▶ [Interface dataset entries]
_____

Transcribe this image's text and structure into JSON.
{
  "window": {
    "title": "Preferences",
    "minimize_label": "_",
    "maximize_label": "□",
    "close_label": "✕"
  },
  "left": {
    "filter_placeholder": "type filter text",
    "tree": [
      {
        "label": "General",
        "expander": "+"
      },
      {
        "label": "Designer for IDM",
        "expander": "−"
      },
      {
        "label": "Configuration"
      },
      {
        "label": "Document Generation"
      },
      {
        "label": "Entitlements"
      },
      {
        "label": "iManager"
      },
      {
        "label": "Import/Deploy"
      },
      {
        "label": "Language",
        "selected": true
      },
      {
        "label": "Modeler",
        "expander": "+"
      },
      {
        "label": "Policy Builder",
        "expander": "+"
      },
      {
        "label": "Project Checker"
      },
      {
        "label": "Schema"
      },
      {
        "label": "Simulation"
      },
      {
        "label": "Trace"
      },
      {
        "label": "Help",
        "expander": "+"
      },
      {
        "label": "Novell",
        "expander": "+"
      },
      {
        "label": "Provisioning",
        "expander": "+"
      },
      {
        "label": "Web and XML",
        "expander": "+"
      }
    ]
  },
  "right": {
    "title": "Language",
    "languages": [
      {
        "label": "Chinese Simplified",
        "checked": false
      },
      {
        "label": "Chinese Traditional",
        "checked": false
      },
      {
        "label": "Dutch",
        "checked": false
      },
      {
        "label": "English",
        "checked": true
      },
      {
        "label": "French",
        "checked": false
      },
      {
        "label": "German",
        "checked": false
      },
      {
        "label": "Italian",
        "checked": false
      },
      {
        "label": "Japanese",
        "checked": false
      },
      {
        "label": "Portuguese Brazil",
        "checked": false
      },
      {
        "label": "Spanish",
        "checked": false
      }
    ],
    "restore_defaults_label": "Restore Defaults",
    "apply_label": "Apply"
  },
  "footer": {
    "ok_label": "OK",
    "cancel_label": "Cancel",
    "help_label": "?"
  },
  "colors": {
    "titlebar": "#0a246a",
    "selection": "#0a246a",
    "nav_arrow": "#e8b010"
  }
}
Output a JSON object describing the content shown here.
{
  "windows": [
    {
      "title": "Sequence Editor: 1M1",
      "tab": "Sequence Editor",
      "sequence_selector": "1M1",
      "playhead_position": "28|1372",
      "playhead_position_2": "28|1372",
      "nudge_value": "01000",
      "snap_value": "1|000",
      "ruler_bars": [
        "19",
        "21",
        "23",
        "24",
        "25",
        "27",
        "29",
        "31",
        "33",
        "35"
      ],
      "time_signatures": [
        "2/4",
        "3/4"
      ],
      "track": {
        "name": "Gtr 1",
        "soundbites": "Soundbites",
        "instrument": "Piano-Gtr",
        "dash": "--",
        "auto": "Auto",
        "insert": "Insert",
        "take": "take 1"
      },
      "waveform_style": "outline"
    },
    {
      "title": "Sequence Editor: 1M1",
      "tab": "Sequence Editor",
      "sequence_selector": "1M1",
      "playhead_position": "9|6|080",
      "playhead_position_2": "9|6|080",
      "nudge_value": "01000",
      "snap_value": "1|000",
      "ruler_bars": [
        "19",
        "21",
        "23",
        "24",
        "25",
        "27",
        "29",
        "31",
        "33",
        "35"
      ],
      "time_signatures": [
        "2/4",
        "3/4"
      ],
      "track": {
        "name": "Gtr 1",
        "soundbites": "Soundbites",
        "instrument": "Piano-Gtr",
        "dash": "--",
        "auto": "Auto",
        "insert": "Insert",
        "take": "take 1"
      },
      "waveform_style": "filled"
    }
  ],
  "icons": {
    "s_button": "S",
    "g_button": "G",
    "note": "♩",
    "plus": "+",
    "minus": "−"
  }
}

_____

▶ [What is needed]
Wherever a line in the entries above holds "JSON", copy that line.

▶ [Answer area]
Transcribe this image's text and structure into JSON.
Output a JSON object describing the content shown here.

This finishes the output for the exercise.